=== Section Start ===

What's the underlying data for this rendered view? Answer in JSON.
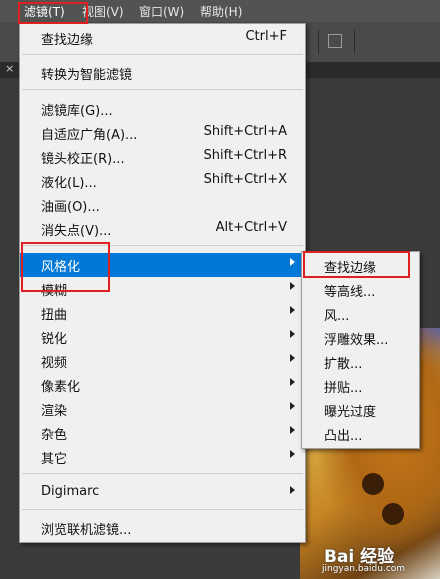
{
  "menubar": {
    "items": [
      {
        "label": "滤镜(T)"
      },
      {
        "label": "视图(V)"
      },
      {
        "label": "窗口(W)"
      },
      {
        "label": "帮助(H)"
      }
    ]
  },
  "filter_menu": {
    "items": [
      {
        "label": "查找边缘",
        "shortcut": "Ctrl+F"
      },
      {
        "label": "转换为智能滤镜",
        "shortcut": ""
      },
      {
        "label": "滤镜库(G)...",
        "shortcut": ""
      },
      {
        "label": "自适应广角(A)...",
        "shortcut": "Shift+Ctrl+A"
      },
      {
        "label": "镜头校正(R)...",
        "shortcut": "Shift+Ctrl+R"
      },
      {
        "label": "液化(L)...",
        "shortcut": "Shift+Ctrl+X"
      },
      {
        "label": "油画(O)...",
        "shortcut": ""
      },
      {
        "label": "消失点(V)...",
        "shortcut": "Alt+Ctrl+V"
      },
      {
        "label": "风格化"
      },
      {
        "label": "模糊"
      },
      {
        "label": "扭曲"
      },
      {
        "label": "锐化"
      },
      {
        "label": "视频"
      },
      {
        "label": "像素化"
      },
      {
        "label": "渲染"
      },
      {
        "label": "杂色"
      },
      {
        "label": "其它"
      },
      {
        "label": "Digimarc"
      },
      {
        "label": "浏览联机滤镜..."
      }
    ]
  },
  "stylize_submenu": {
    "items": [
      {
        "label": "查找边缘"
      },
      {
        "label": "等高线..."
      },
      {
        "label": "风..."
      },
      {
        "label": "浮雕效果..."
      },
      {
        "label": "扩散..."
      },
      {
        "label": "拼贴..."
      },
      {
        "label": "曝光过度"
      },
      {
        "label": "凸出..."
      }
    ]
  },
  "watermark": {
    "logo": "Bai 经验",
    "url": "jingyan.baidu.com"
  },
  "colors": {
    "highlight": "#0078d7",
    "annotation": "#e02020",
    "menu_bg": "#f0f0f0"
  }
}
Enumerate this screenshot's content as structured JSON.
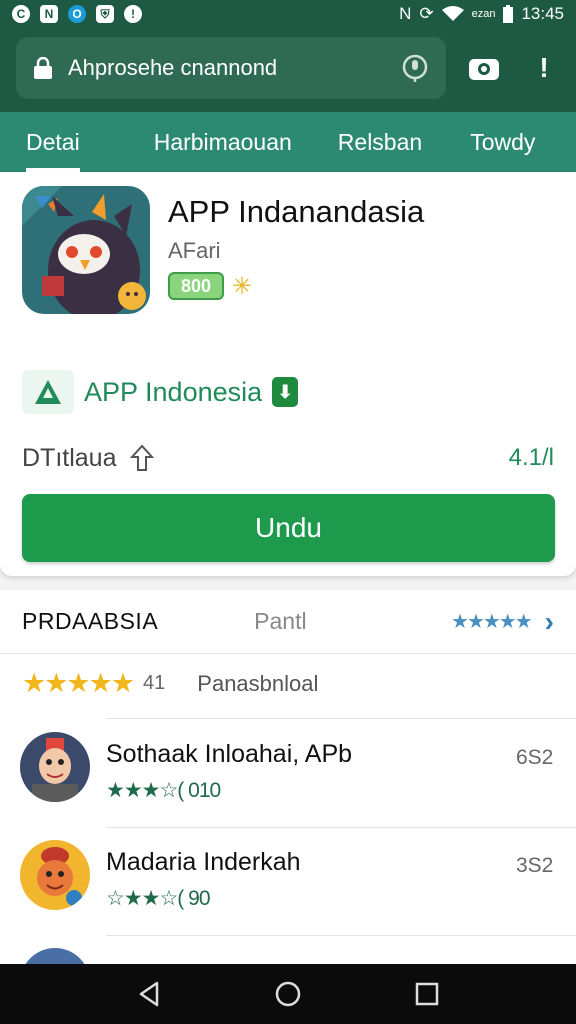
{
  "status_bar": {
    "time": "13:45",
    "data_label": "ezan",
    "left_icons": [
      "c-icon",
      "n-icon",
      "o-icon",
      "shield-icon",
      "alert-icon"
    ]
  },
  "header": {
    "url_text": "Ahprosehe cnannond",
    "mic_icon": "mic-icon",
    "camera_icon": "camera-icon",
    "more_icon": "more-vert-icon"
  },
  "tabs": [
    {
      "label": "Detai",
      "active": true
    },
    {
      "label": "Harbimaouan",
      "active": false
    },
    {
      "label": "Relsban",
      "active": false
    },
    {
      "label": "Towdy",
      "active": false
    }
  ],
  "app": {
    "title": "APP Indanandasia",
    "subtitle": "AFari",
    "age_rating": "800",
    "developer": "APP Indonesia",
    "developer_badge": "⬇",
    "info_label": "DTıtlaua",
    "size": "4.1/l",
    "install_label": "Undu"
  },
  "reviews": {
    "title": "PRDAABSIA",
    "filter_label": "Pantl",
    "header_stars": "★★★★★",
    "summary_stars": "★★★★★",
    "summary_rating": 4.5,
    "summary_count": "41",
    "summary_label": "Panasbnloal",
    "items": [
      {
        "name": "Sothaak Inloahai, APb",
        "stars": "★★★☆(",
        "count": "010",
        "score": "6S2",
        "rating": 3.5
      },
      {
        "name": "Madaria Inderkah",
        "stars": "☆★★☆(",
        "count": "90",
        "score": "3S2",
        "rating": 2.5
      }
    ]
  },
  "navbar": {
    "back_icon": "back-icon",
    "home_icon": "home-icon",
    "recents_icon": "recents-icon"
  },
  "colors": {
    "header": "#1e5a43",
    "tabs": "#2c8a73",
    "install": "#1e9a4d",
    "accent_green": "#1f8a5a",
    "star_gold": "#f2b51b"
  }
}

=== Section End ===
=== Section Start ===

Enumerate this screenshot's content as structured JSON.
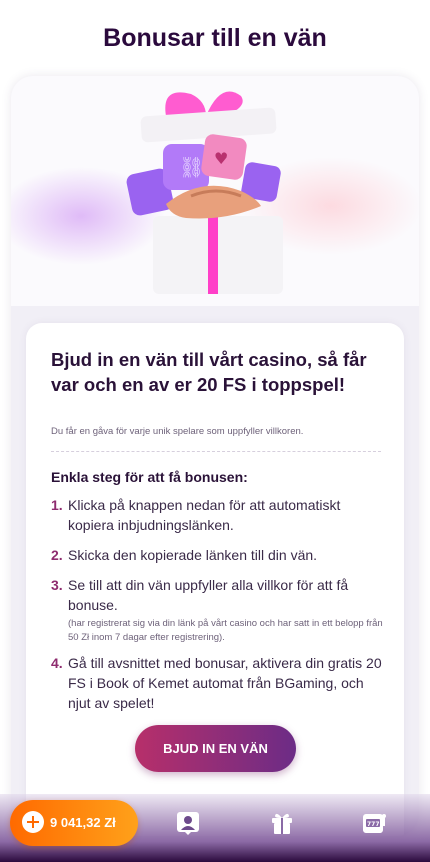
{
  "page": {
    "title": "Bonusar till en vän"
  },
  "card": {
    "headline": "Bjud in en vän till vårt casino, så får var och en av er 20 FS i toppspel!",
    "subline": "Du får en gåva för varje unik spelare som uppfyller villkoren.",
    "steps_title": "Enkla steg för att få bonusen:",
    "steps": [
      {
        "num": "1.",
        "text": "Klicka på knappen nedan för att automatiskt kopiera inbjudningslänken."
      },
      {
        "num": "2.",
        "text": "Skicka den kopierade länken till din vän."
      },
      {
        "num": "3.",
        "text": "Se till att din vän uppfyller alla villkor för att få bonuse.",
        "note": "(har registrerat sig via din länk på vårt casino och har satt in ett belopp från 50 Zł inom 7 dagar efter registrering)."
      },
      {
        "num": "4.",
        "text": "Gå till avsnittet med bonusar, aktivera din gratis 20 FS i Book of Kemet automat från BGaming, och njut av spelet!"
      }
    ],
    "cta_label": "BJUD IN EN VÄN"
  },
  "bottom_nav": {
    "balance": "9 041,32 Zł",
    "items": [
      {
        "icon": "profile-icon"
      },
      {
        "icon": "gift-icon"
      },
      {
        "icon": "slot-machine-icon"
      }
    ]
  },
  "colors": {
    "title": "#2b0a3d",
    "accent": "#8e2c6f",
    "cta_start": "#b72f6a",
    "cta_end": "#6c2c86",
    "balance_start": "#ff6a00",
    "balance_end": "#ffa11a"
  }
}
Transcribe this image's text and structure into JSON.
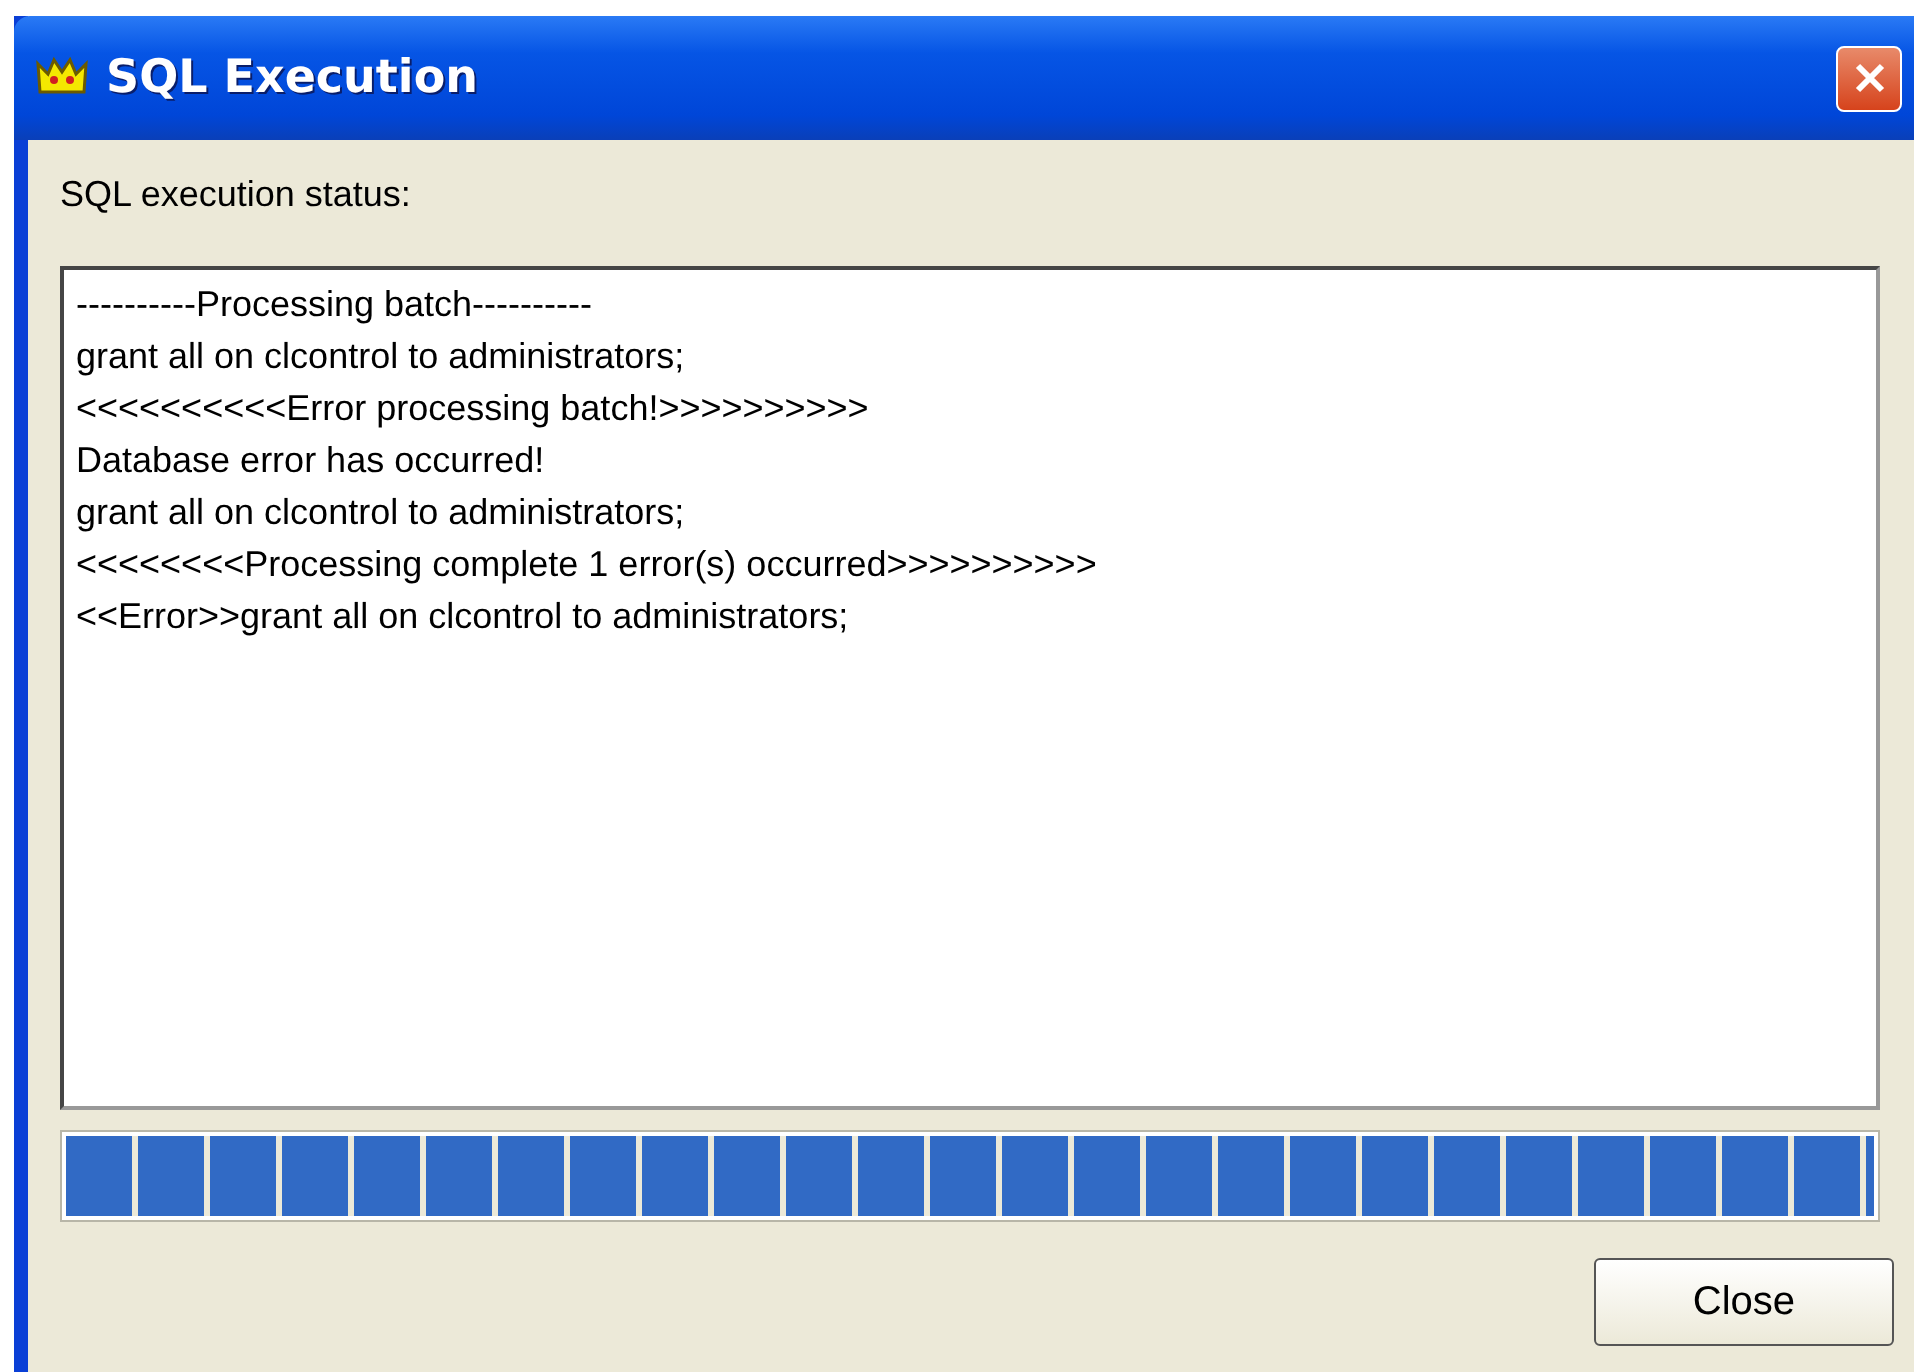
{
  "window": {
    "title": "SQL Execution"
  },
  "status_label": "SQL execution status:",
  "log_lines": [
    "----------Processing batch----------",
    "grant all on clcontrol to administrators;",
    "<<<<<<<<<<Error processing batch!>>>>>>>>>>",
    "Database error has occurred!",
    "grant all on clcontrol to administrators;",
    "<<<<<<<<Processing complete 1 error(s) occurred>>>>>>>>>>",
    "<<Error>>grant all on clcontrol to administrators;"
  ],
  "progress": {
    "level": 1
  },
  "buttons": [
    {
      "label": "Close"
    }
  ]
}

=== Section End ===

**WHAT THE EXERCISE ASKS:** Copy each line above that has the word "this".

**EXERCISE ANSWER:**
What's the underlying data for this rendered view? Answer in JSON.
Enumerate this screenshot's content as structured JSON.
Enumerate this screenshot's content as structured JSON.
Transcribe this image's text and structure into JSON.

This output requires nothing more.